Certain viral or bacterial infections can cause gum problems in children. Herpetic gingivostomatitis, a form of the herpes virus, is common in children under three, and can cause ulcers on the gums. This can also cause swelling and bleed of the gums.
Immunosuppressive therapy medications to treat asthma may cause inflammation of the gums. If you notice a change or your child begins to complain about mouth discomfort, ask if your doctor can change the medicine.
- Systemic Diseases
Diseases such as Juvenile Onset or Type 1 Diabetes, Haemophilia, Leukaemia, and congenital heart disease will increase the chance of gum disease.
- Other Factors
Children with a cleft lip may experience gum inflammation because of tissue folds and dental arch irregularities. Children with special needs may affect the child’s ability to brush their teeth properly, thus resulting in inflamed gums.
How is gum disease in children treated?
If your dentist detects gingivitis, a deep cleaning will help remove the plaque and help the infected tissue recover, in the early stages of the disease. Work together with your dentist to create an effective oral hygiene routine with your child. Even baby teeth need to be taken care of properly! Establish good habits early that will last a lifetime.
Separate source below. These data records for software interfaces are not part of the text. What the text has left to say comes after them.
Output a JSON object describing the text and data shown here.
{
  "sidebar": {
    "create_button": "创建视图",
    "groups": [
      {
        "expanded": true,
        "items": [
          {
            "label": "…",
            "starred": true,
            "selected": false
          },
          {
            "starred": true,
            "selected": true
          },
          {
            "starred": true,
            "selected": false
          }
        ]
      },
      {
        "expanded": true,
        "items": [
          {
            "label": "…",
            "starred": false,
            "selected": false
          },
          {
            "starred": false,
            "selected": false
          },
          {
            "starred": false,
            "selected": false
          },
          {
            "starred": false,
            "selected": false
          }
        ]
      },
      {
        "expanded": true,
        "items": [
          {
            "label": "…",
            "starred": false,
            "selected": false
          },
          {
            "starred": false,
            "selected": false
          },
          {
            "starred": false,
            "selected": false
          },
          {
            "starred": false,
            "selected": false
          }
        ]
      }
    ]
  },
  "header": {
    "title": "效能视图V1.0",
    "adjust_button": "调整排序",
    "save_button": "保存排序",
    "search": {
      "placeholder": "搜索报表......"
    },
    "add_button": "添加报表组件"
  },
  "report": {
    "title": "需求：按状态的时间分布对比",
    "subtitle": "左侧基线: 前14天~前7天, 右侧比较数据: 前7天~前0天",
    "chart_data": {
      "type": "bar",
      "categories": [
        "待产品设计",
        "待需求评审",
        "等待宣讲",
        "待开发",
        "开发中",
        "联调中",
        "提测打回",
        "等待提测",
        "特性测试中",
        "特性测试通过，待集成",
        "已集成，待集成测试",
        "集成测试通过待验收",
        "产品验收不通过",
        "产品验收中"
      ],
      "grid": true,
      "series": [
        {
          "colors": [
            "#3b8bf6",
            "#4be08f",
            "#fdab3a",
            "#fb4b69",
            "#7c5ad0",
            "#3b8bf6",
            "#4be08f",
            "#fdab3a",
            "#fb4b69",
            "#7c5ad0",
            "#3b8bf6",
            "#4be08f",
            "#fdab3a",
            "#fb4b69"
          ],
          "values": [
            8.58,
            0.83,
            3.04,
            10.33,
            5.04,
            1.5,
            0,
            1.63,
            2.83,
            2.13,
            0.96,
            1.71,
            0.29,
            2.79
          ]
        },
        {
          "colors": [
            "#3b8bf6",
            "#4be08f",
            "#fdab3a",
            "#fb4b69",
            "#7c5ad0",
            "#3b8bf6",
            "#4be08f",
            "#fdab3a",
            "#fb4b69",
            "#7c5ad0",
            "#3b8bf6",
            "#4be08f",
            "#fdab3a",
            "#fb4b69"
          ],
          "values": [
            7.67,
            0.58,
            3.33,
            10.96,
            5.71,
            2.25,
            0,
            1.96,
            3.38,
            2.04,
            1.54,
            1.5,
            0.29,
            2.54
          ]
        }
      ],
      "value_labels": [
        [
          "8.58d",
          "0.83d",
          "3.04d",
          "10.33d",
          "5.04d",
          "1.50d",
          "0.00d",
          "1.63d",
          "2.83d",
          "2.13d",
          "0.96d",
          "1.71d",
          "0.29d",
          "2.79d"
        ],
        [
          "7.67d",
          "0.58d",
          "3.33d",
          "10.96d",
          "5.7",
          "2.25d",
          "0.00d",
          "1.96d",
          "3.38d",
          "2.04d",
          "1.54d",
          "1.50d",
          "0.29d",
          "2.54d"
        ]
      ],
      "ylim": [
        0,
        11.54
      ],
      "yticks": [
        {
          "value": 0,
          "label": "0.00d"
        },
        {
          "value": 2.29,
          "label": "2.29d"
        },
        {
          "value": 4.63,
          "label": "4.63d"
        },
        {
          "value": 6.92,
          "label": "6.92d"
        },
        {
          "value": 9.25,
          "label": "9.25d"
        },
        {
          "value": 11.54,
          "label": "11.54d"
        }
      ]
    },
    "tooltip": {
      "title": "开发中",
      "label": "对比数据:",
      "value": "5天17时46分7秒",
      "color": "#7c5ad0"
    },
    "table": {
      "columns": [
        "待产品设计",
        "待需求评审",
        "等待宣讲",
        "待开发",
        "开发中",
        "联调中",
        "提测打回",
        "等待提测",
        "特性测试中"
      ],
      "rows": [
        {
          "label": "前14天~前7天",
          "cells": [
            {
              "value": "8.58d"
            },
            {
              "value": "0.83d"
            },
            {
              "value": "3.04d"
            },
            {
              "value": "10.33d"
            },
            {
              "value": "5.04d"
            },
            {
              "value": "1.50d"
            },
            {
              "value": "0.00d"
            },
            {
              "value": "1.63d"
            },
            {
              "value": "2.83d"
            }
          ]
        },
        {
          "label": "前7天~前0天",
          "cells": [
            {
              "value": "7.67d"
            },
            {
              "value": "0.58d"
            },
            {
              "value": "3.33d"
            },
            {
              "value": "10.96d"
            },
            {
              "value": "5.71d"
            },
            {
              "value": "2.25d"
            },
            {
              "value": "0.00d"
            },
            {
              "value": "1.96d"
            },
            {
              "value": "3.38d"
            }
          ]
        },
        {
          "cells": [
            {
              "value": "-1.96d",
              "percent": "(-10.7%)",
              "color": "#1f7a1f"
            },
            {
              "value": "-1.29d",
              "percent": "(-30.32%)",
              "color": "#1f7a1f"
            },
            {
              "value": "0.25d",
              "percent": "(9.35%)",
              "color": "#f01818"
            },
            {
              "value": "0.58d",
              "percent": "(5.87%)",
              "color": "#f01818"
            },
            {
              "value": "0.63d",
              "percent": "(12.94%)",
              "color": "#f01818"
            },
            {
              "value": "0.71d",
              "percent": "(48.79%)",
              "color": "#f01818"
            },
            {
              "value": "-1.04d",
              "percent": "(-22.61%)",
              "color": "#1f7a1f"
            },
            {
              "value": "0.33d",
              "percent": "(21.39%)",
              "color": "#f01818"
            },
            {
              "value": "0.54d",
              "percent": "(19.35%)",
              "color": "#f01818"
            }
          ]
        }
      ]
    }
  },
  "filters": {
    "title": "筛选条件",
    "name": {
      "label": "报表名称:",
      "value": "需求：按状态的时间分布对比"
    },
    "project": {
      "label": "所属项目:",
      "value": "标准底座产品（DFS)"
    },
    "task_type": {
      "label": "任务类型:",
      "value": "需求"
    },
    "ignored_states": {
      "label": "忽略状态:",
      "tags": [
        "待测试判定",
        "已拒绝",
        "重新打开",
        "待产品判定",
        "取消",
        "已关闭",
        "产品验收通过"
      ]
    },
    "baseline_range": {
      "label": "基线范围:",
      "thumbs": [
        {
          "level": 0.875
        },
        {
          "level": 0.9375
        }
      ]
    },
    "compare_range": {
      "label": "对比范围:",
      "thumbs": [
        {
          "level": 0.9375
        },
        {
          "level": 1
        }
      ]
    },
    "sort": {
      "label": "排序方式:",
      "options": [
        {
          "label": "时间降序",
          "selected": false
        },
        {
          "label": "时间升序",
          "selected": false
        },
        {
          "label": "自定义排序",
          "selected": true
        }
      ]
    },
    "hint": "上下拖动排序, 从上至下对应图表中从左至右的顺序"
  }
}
And as a side note, the symptoms of gum disease may resemble other conditions or medical problems. If your dentist detects gum disease, make sure to mention it to your child’s primary care physician as well. If you have concerns about the health of your child’s teeth or gums call Tooth Fairy Smiles today to set up an appointment.